Disclaimer: The information provided by the S.L.E Lupus Foundation is for educational purposes only and should not be used for diagnosing or treating a medical or mental illness, nor be a substitute for professional care. Consult your healthcare provider if you have or suspect you may have a medical or mental health problem.

Amy Caron, MPH is a lupus patient and Project Director of the Lupus Research Institute provider education initiative.  She is not a physician or counselor.  The suggestions shared in this column are strictly opinions from the perspective of a lay person with lupus. Lupus is a very individualized illness; consult a healthcare professional before making any decisions about your care.

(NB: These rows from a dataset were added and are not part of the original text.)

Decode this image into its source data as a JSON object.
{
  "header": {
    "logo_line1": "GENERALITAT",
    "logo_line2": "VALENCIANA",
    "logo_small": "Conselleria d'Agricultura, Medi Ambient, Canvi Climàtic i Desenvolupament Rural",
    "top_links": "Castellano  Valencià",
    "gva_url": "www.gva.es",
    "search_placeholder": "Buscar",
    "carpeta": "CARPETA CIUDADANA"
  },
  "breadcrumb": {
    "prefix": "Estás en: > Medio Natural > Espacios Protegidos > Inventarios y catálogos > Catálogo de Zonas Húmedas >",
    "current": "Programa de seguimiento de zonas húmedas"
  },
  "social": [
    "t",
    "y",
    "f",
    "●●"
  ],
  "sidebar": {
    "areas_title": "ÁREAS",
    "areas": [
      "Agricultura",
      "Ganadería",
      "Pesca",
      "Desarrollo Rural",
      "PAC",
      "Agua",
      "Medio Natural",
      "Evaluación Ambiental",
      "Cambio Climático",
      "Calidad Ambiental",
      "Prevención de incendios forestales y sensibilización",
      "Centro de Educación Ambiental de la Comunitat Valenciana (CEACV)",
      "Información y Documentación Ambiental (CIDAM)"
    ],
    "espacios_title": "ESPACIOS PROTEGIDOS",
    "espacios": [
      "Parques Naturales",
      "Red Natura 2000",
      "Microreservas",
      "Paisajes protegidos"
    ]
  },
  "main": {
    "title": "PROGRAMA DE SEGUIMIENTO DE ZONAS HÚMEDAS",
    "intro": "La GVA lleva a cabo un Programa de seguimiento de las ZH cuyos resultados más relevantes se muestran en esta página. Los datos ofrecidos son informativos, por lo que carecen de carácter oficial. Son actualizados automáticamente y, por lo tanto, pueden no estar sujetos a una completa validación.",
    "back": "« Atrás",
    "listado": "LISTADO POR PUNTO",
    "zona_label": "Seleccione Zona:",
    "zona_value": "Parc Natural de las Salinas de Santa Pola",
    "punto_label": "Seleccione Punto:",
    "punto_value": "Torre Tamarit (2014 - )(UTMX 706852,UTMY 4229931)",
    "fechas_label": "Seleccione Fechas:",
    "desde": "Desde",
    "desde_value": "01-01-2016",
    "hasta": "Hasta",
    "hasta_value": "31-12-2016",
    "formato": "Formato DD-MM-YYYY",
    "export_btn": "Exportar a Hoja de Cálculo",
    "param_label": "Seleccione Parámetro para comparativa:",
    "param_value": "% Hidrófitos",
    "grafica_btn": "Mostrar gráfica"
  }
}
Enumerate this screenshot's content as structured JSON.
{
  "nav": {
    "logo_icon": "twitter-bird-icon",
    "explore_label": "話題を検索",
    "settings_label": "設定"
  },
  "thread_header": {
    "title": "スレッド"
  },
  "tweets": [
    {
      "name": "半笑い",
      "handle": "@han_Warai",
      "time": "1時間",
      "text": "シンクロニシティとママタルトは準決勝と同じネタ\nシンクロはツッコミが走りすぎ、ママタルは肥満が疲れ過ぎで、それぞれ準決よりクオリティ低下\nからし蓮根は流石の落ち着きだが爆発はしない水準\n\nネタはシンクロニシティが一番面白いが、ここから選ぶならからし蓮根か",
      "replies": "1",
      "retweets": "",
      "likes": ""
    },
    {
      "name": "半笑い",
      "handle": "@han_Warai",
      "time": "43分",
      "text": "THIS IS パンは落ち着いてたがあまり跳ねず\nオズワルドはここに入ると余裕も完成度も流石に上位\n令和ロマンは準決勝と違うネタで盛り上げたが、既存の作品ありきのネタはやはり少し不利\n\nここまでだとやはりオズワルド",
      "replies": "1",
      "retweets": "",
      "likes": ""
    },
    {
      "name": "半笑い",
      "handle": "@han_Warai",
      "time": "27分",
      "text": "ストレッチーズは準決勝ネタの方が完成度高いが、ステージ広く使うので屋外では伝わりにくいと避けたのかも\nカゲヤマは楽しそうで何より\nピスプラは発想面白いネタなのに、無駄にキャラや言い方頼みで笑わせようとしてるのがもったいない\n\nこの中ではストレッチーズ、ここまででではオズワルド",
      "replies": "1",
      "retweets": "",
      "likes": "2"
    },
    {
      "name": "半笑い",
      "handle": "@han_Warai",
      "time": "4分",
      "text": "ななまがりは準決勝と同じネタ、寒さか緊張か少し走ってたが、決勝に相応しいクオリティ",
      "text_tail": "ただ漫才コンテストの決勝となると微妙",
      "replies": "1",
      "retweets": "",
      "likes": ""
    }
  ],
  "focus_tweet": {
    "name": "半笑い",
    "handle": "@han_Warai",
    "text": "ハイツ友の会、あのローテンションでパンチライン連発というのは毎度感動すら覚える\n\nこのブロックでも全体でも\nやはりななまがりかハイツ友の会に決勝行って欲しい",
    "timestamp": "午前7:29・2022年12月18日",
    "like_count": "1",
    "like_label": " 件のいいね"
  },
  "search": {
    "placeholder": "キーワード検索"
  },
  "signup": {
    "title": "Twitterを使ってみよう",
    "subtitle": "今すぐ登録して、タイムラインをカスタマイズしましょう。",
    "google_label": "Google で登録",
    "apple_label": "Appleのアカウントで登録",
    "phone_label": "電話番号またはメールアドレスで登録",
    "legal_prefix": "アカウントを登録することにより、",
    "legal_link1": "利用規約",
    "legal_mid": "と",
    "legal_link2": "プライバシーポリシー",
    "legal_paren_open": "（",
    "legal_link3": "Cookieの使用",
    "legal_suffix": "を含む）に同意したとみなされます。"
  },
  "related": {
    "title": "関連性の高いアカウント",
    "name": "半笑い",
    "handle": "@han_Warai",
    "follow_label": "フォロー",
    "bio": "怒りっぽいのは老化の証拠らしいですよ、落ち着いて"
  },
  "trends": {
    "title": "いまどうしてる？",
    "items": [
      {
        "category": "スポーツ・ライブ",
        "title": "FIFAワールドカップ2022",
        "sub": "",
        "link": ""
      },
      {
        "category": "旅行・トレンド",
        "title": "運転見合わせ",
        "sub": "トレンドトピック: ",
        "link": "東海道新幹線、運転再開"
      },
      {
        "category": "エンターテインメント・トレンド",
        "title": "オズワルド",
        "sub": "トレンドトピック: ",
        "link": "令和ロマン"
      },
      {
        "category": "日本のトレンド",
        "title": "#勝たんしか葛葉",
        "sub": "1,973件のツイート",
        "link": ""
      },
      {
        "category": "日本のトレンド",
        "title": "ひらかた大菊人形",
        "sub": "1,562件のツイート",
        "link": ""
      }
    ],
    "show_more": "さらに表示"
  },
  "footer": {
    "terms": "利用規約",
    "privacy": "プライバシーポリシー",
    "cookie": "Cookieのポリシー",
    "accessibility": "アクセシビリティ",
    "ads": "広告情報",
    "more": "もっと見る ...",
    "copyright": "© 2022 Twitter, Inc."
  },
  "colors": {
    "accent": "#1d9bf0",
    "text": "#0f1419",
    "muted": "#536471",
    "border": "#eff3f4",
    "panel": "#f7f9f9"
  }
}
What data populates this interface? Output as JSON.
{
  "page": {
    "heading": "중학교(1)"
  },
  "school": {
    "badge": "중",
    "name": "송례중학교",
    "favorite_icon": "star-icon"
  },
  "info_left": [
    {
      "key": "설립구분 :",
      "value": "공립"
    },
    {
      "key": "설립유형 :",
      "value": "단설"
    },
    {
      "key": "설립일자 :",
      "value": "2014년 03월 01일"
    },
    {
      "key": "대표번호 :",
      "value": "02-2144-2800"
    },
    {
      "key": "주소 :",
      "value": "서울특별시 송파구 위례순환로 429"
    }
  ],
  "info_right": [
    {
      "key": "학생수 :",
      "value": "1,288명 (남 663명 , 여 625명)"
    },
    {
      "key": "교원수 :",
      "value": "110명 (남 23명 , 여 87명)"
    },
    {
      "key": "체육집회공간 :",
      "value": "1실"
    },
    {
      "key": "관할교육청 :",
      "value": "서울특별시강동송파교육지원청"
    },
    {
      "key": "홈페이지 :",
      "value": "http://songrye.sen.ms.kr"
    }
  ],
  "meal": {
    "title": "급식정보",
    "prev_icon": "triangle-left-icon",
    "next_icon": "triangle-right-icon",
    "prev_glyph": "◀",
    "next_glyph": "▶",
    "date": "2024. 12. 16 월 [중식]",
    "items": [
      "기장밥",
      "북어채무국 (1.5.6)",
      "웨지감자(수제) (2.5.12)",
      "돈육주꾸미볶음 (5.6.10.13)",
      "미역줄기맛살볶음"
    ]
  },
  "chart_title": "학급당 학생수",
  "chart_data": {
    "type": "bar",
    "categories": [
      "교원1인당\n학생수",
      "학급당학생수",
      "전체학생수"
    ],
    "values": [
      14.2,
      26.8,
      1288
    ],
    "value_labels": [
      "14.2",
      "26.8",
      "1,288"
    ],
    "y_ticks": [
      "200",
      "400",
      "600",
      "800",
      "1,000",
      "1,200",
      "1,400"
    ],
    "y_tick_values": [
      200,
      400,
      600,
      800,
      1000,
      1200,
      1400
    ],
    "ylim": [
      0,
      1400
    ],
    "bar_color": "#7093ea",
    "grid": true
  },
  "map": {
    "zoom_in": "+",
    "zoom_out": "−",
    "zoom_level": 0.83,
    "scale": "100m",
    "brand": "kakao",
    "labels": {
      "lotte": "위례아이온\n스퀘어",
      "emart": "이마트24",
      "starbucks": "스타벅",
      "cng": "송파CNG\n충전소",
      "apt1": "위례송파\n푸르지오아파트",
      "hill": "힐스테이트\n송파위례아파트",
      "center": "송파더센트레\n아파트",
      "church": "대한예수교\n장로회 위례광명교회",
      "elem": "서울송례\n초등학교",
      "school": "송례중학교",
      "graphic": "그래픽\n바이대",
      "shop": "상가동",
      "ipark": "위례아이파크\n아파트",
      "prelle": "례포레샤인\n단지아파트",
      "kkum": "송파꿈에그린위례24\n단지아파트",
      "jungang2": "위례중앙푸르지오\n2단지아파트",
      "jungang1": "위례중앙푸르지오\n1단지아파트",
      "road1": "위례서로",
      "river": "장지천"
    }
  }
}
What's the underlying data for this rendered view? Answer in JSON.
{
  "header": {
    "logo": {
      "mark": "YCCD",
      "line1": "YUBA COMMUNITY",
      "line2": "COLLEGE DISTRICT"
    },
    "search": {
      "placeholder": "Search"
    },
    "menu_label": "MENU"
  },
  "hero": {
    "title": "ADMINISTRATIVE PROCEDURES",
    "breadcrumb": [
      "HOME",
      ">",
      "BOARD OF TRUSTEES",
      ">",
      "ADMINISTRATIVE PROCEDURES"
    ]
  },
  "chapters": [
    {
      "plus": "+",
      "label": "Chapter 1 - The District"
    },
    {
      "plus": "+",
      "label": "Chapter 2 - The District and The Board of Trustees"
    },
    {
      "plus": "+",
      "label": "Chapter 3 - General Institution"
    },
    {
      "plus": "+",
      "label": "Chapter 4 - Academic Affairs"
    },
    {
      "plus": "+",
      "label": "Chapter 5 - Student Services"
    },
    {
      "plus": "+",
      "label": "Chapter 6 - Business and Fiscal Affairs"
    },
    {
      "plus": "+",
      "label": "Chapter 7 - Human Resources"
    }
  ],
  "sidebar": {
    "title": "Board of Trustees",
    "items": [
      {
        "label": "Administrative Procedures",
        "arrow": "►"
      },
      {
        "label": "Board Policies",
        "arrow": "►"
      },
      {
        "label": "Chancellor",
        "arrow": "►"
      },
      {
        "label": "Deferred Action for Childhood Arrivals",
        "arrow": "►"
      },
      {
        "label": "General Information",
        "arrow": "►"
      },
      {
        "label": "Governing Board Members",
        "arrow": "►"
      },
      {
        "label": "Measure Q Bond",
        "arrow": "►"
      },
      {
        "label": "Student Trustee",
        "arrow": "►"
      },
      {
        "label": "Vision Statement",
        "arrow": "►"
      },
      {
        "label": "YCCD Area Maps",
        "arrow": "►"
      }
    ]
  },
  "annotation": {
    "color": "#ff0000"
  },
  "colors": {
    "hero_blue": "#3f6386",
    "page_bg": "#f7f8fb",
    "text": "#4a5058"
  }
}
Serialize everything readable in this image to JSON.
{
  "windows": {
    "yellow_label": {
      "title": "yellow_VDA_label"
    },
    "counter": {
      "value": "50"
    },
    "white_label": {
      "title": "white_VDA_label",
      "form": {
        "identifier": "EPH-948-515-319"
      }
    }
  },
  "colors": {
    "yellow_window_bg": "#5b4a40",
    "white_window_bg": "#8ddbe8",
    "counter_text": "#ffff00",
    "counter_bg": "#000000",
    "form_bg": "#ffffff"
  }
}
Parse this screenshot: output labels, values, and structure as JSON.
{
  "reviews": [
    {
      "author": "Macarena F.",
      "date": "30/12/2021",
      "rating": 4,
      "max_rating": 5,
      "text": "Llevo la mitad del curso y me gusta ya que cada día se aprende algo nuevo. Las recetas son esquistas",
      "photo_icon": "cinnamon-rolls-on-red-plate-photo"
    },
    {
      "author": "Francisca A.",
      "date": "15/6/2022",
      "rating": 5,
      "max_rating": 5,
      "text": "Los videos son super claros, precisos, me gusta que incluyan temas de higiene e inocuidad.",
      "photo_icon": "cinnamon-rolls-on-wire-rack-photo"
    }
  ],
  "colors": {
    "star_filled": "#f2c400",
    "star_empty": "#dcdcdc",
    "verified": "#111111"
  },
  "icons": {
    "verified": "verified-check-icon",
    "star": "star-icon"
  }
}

The S.L.E. Lupus Foundation does not provide any direct medical or psychological services nor recommend or endorse any particular treatment or therapy. The S.L.E. Lupus Foundation employees, consultants, and agents shall not be liable for any claims or damages, and expressly disclaim all liability of any nature for any action or non-action taken as a result of the information generated by the S.L.E. Lupus Foundation programs and its website, as well as the S.L.E. Lupus Foundation Facebook and Twitter pages.